You don’t necessarily need to become an expert on world religions. You should, however, have a basic understanding of what others believe differently than you. The good news is, you don’t always have to break out the textbooks or resort to Google’s rabbit holes. Just ask a neighbor, coworker, classmate, or friend! Or even that pesky person on Twitter. Practice asking great questions and active listening and you will learn much about what “the other side” believes. Then jot down some comparison notes. What are the differences at an underlying level? What does the other person believe about evil, hope, and justice? This will affect everything else they believe, do, and say. The Church needs apologetics to help us understand others’ situations and how their beliefs differ from our own.

The Church Needs to Know How to Communicate With the World

You’ve heard it before, but it’s worth repeating: God left His Church in the world for a mission–to share the truth with others. Our primary means of sharing this truth is through communication, so it’s vital that we all seek to improve in this area. Having the foundational knowledge described above is essential, but once we have it (and indeed, while we’re developing it), we must apply it. 

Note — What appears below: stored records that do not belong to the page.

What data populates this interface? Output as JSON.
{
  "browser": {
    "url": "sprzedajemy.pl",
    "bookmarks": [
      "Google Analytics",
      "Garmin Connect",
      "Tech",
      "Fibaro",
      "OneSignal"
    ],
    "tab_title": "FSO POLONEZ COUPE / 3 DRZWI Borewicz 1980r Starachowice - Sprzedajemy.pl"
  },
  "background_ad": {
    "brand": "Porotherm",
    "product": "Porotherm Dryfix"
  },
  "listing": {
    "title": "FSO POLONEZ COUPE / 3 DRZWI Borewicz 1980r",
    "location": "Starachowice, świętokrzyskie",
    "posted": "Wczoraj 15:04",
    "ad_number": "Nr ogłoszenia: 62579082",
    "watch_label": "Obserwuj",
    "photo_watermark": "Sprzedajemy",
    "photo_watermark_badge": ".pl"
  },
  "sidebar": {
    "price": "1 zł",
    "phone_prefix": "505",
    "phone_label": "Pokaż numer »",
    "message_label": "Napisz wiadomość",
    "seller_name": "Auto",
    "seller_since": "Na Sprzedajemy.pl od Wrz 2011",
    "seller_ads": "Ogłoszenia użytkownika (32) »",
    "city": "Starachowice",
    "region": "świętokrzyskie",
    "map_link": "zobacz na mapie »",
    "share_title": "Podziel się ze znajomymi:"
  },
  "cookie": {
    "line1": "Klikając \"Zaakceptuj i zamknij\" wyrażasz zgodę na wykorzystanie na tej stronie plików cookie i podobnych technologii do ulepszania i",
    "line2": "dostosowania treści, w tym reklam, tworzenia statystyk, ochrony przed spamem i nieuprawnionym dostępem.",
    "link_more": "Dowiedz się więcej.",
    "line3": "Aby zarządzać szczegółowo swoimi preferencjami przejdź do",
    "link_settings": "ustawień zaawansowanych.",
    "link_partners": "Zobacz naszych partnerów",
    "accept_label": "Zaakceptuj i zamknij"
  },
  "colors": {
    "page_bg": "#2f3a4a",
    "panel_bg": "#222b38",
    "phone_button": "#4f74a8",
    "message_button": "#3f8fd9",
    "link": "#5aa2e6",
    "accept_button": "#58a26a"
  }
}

Going beyond mere social skills, we the Church need to know how to navigate sticky situations that will arise and how to steer conversations to the truth. Recently, Christian media has been abuzz with differing reactions to singer Lauren Daigle’s response about homosexuality in an interview. My reactions were varied, but my takeaway is simple: Lauren needed to be better prepared to handle tough situations like this. She should’ve anticipated “trap” questions, just like Jesus dealt with constantly, and should’ve been planning how she would respond. We “ordinary people” should, as well.

In closing, I’ll share a brief personal example that encapsulates all three of these areas. Some frequent visitors on my college campus are a small group of radicals, who stand with provocative picket signs that say something about God hating all gays and “you’re going to hell.” They position themselves strategically in front of a busy building around lunch time, and yell, preach, and get into shouting matches with students. Students either ignore them completely, rushing by; stop and engage, by cursing and insulting the protesters; or they chat with other students about what’s going on. The third group provides an excellent opportunity for the Christian to communicate what he or she believes, how it’s different from the protesters, and in so doing, share the gospel. 

Opportunities like these can be prepared for, and each member of your church can encounter and take advantage of opportunities in their own lives. How is your church doing on training its members in this area? What could YOU do to help prepare others?

Stay Connected



Ep. 126: What Are Your Spiritual Goals for 2019?

On this episode we take the show to Facebook Live!Nate welcomes our Facebook Live listeners (:29)Nate welcomes Gene and Logan (12:38)Worldview Analysis:...